[Records excerpted from a collection]

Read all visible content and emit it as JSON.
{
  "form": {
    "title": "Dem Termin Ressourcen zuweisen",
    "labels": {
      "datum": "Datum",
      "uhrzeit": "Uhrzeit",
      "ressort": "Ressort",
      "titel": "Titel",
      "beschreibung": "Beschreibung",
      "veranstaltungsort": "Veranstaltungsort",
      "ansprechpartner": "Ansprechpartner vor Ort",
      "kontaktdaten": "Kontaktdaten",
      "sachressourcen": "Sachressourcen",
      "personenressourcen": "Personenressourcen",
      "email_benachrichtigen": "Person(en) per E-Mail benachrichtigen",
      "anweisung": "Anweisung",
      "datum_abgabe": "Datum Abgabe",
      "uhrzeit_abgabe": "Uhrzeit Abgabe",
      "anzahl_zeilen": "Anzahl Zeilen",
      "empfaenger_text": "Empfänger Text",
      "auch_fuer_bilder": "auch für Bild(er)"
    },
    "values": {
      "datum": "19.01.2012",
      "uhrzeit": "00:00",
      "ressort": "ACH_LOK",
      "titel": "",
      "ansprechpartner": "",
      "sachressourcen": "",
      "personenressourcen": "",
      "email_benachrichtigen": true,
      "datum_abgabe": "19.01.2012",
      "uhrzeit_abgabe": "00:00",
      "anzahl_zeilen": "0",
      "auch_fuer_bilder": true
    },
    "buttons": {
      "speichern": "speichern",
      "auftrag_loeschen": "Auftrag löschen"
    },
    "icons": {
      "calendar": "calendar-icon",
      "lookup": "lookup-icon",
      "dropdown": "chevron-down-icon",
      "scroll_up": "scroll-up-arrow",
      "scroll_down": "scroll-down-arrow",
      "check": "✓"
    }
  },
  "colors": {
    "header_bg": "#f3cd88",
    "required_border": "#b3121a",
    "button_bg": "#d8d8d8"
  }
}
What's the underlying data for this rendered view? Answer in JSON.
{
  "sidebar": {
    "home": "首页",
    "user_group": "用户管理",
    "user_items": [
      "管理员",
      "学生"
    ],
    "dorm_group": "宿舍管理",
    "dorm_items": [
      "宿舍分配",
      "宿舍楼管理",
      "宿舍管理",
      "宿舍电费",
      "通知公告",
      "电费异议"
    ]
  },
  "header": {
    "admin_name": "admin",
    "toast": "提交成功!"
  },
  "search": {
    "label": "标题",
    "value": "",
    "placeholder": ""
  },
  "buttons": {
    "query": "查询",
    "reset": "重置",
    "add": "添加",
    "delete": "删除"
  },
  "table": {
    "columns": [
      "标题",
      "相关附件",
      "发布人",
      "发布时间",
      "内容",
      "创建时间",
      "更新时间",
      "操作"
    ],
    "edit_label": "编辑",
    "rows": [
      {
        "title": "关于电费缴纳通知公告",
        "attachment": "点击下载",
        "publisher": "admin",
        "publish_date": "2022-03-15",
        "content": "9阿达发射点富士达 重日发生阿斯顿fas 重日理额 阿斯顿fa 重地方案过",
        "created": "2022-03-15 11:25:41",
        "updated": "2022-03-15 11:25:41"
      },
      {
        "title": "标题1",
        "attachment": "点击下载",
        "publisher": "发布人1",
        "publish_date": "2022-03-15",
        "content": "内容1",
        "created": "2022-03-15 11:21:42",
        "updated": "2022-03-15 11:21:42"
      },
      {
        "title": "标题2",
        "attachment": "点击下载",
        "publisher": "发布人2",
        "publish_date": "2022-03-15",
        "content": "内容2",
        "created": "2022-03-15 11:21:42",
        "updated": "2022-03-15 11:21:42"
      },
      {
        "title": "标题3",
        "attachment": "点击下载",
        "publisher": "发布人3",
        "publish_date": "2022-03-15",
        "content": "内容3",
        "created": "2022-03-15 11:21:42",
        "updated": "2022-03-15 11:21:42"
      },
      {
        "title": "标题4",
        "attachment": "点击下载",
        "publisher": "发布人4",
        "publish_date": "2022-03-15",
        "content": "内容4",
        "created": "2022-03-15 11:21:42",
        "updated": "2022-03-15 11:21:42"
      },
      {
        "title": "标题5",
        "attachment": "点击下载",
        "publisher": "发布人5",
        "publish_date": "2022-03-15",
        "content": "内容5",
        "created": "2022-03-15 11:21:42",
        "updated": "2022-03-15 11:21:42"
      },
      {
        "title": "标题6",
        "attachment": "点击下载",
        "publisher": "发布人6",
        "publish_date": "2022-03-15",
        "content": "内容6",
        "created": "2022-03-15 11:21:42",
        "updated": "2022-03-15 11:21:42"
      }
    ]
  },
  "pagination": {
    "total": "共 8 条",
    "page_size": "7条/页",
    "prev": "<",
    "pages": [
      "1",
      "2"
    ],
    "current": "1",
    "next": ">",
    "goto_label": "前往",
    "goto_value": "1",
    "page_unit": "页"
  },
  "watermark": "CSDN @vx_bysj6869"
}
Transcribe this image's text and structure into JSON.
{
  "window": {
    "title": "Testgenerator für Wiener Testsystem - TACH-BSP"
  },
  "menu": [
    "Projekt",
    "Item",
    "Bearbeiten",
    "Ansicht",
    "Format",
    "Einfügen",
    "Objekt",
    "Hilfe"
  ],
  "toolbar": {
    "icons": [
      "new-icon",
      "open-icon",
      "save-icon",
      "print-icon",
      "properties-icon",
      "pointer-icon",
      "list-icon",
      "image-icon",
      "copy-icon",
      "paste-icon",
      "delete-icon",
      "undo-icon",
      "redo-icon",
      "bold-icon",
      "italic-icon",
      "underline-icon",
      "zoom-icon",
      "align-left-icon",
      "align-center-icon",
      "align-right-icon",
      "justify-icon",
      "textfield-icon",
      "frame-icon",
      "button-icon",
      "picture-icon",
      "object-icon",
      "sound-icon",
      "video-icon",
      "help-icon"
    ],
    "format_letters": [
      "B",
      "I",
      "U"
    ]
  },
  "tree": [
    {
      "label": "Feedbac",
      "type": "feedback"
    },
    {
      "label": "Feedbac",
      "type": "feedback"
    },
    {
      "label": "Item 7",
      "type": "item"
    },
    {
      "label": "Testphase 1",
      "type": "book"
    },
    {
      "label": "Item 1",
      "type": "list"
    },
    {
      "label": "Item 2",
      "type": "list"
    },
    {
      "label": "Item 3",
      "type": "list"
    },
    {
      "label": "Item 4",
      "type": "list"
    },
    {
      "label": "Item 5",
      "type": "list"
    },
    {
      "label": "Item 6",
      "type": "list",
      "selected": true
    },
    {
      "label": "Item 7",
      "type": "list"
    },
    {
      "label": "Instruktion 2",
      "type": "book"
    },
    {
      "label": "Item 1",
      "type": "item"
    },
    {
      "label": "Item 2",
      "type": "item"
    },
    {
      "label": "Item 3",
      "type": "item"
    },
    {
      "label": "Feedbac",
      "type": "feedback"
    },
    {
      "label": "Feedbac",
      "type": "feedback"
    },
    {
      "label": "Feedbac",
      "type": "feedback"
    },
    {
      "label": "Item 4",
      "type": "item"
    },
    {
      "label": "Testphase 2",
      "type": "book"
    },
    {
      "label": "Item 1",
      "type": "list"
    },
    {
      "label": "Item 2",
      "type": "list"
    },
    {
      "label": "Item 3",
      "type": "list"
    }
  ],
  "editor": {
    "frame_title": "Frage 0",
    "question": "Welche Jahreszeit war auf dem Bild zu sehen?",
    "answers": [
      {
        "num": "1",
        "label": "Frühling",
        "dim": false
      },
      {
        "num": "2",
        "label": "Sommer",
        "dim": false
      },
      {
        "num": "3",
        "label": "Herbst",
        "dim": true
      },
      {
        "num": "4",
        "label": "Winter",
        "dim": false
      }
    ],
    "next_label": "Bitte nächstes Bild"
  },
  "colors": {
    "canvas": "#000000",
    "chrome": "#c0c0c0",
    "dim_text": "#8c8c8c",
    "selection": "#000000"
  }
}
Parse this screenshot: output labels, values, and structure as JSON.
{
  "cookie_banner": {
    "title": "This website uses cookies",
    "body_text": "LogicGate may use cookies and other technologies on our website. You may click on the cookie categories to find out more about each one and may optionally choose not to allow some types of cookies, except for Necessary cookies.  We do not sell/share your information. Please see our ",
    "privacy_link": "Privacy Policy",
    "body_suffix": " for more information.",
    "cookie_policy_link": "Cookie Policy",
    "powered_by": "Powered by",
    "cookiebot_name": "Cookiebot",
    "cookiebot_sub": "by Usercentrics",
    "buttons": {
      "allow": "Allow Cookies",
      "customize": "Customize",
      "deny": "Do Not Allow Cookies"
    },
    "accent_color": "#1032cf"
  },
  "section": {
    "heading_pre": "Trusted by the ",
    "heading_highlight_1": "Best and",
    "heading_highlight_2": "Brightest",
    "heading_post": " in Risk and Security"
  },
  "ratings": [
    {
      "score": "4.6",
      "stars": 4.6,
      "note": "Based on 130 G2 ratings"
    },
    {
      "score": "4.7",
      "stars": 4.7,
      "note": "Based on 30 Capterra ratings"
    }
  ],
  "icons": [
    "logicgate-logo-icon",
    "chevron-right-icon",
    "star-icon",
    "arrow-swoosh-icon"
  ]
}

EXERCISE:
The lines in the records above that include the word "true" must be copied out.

RESPONSE TO THIS EXERCISE:
      "email_benachrichtigen": true,
      "auch_fuer_bilder": true
      "selected": true
        "dim": true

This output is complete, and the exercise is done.